= MATERIALS PROVIDED =
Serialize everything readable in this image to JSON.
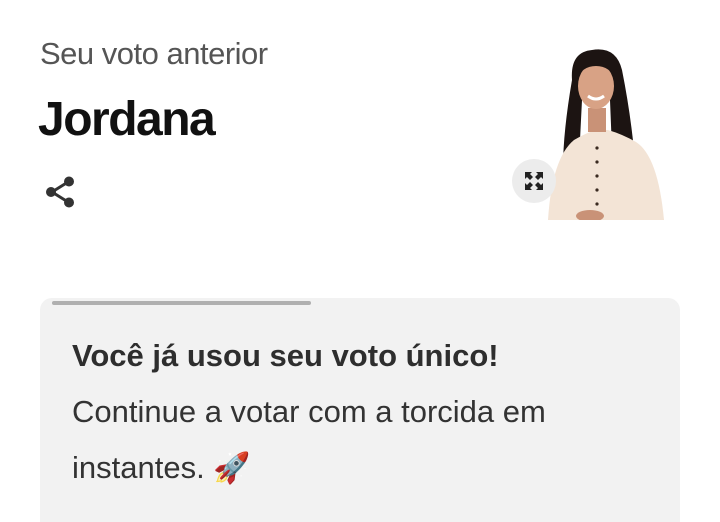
{
  "header": {
    "subtitle": "Seu voto anterior",
    "name": "Jordana",
    "share_icon": "share-icon",
    "expand_icon": "expand-icon"
  },
  "vote_card": {
    "progress": 0.42,
    "title": "Você já usou seu voto único!",
    "message_line1": "Continue a votar com a torcida em",
    "message_line2": "instantes.",
    "emoji": "🚀"
  },
  "colors": {
    "card_background": "#f2f2f2",
    "progress_fill": "#b0b0b0",
    "text_dark": "#111111",
    "text_muted": "#555555"
  }
}
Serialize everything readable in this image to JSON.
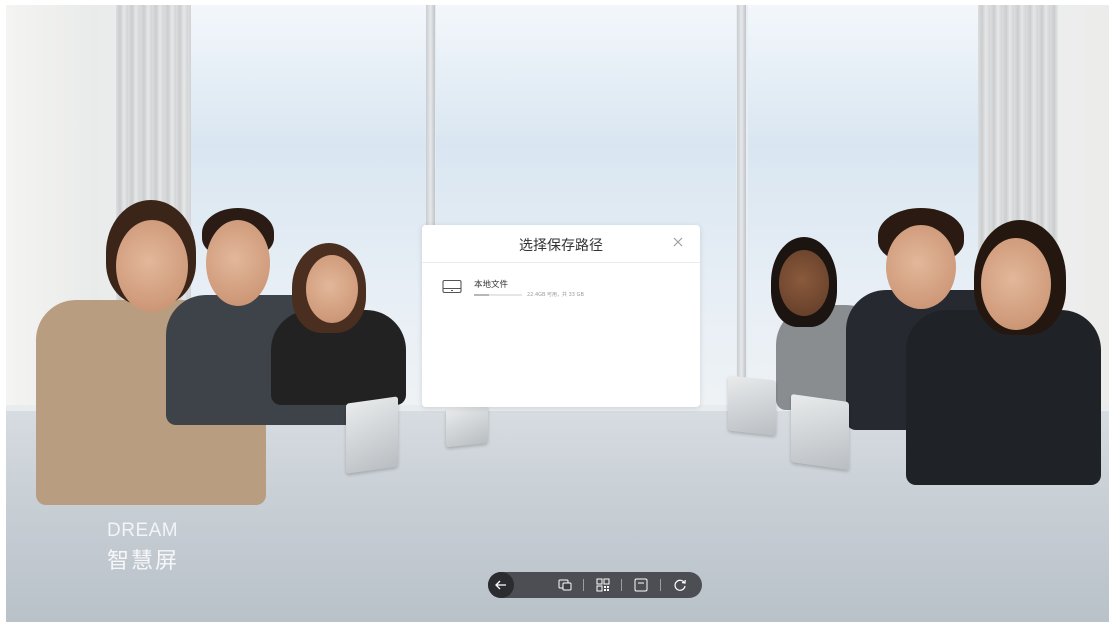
{
  "dialog": {
    "title": "选择保存路径",
    "close_icon": "close-icon",
    "locations": [
      {
        "name": "本地文件",
        "capacity_text": "22.4GB 可用，共 33 GB",
        "used_fraction": 0.32,
        "icon": "drive-icon"
      }
    ]
  },
  "watermark": {
    "brand_en": "DREAM",
    "brand_cn": "智慧屏"
  },
  "toolbar": {
    "buttons": [
      "back-arrow-icon",
      "window-switch-icon",
      "qr-code-icon",
      "save-icon",
      "refresh-icon"
    ]
  },
  "colors": {
    "dialog_bg": "#ffffff",
    "toolbar_bg": "#3c3e42",
    "text": "#333333"
  }
}
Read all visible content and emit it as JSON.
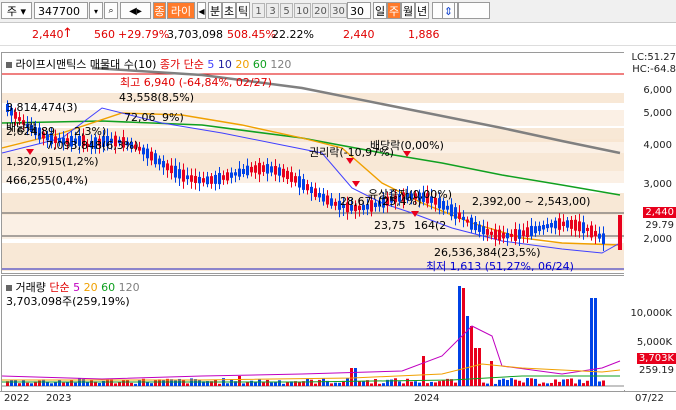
{
  "toolbar": {
    "market_label": "주",
    "code": "347700",
    "btn_price_type": "종",
    "btn_rai": "라이",
    "btn_bun": "분",
    "btn_cho": "초",
    "btn_tik": "틱",
    "intervals": [
      "1",
      "3",
      "5",
      "10",
      "20",
      "30"
    ],
    "interval_selected": "30",
    "btn_day": "일",
    "btn_week": "주",
    "btn_month": "월",
    "btn_year": "년"
  },
  "quote": {
    "price": "2,440",
    "change": "560",
    "change_pct": "+29.79%",
    "volume": "3,703,098",
    "volume_pct": "508.45%",
    "turnover": "22.22%",
    "open": "2,440",
    "low_value": "1,886"
  },
  "price_panel": {
    "title": "라이프시맨틱스 매물대 수(10)",
    "ma_label": "종가 단순",
    "ma_periods": [
      "5",
      "10",
      "20",
      "60",
      "120"
    ],
    "lc_label": "LC:51.27",
    "hc_label": "HC:-64.8",
    "annotations": {
      "high": "최고 6,940 (-64,84%, 02/27)",
      "low": "최저 1,613 (51,27%, 06/24)",
      "vp1": "3,814,474(3)",
      "vp2": "43,558(8,5%)",
      "vp3": "배당락",
      "vp4": "2,624,89",
      "vp5": "2,3%)",
      "vp6": "72,06",
      "vp7": "9%)",
      "vp8": "7,093,848(6,3%)",
      "vp9": "1,320,915(1,2%)",
      "vp10": "466,255(0,4%)",
      "vp11": "배당락(0,00%)",
      "vp12": "권리락(-10,97%)",
      "vp13": "유상증자(0,00%)",
      "vp14": "28,67",
      "vp15": "(25,4%)",
      "vp16": "2,392,00 ~ 2,543,00)",
      "vp17": "23,75",
      "vp18": "164(2",
      "vp19": "26,536,384(23,5%)"
    },
    "y_ticks": [
      "6,000",
      "5,000",
      "4,000",
      "3,000",
      "2,000"
    ],
    "last_tag": "2,440",
    "last_pct": "29.79"
  },
  "volume_panel": {
    "title": "거래량",
    "ma_label": "단순",
    "ma_periods": [
      "5",
      "20",
      "60",
      "120"
    ],
    "value_label": "3,703,098주(259,19%)",
    "y_ticks": [
      "10,000K",
      "5,000K"
    ],
    "last_tag": "3,703K",
    "last_pct": "259.19"
  },
  "x_axis": [
    "2022",
    "2023",
    "2024",
    "07/22"
  ],
  "colors": {
    "up": "#e8001c",
    "down": "#0042e6",
    "ma5": "#4040ff",
    "ma10": "#2020a0",
    "ma20": "#f0a000",
    "ma60": "#10a020",
    "ma120": "#808080",
    "vp_band": "#f7e4cf"
  }
}
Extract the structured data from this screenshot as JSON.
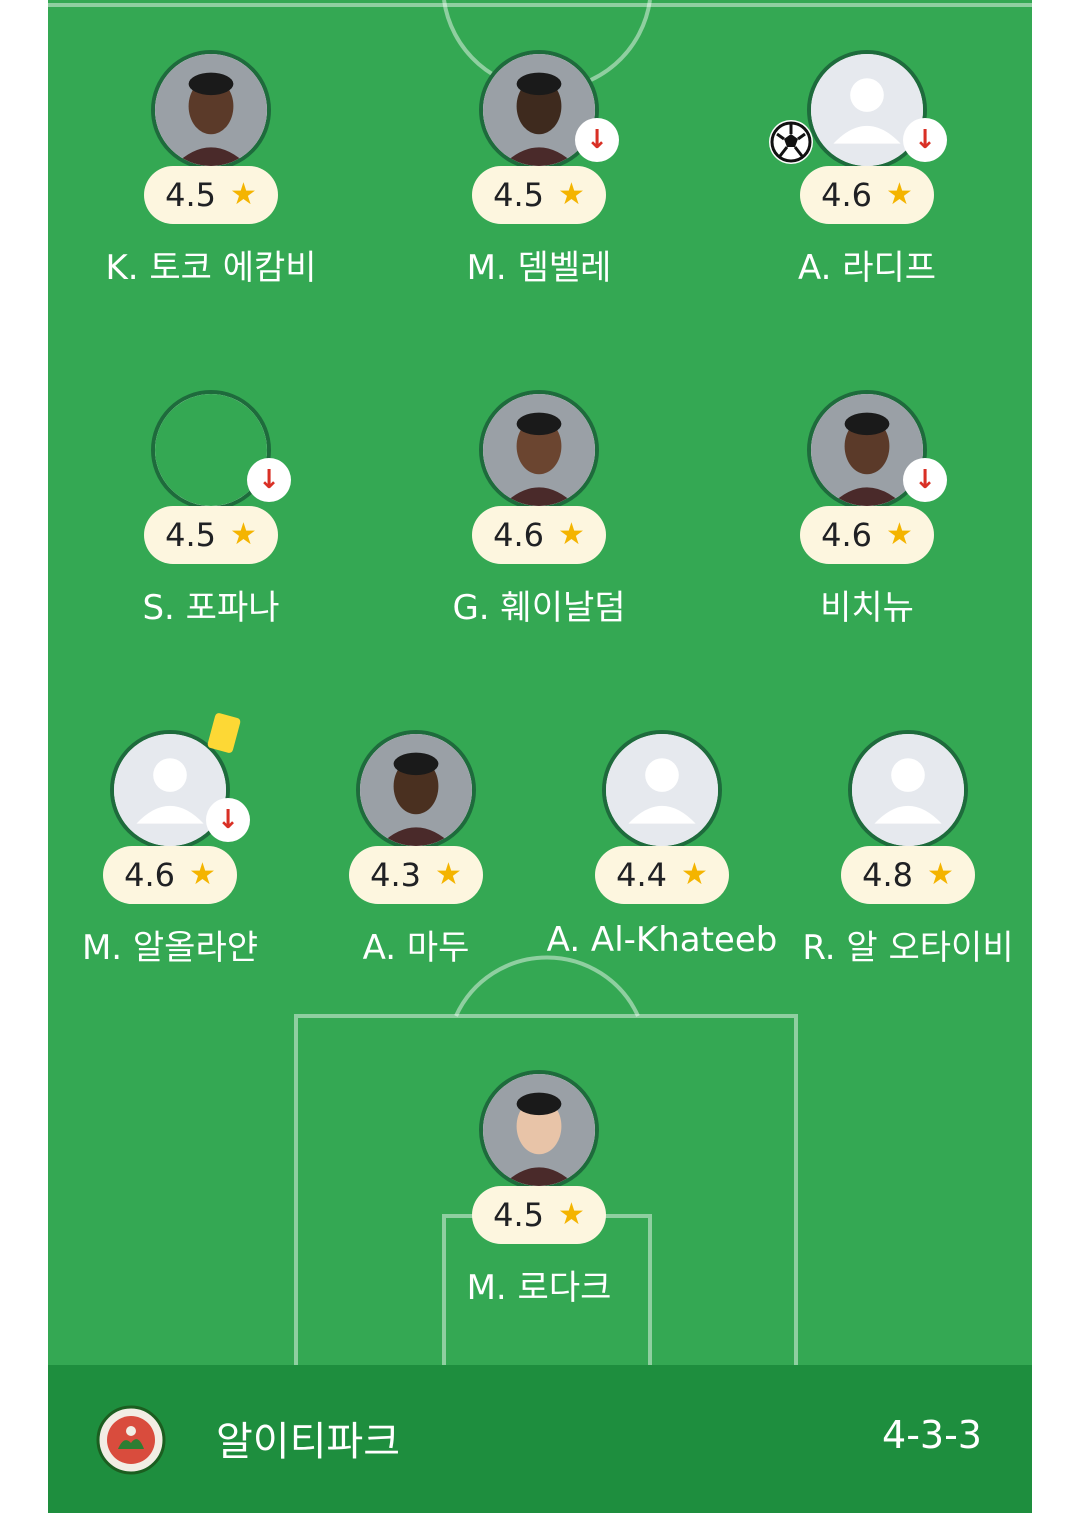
{
  "players": [
    {
      "name": "K. 토코 에캄비",
      "rating": "4.5",
      "star": "★",
      "avatar": "player-photo"
    },
    {
      "name": "M. 뎀벨레",
      "rating": "4.5",
      "star": "★",
      "avatar": "player-photo",
      "substituted": true,
      "sub_glyph": "↓"
    },
    {
      "name": "A. 라디프",
      "rating": "4.6",
      "star": "★",
      "avatar": "placeholder",
      "substituted": true,
      "sub_glyph": "↓",
      "goal": true
    },
    {
      "name": "S. 포파나",
      "rating": "4.5",
      "star": "★",
      "avatar": "empty",
      "substituted": true,
      "sub_glyph": "↓"
    },
    {
      "name": "G. 훼이날덤",
      "rating": "4.6",
      "star": "★",
      "avatar": "player-photo"
    },
    {
      "name": "비치뉴",
      "rating": "4.6",
      "star": "★",
      "avatar": "player-photo",
      "substituted": true,
      "sub_glyph": "↓"
    },
    {
      "name": "M. 알올라얀",
      "rating": "4.6",
      "star": "★",
      "avatar": "placeholder",
      "substituted": true,
      "sub_glyph": "↓",
      "yellow_card": true
    },
    {
      "name": "A. 마두",
      "rating": "4.3",
      "star": "★",
      "avatar": "player-photo"
    },
    {
      "name": "A. Al-Khateeb",
      "rating": "4.4",
      "star": "★",
      "avatar": "placeholder"
    },
    {
      "name": "R. 알 오타이비",
      "rating": "4.8",
      "star": "★",
      "avatar": "placeholder"
    },
    {
      "name": "M. 로다크",
      "rating": "4.5",
      "star": "★",
      "avatar": "player-photo"
    }
  ],
  "team": {
    "name": "알이티파크",
    "formation": "4-3-3",
    "logo": "club-crest-icon"
  },
  "colors": {
    "pitch": "#34a853",
    "footer": "#1e8e3e",
    "rating_bg": "#fdf6df",
    "star": "#f4b400",
    "sub_arrow": "#d93025",
    "avatar_ring": "#1e6b3c"
  }
}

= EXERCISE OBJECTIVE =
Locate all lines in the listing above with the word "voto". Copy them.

= EXPECTED OUTPUT =
    "subtitle": "Seu voto anterior",
    "title": "Você já usou seu voto único!",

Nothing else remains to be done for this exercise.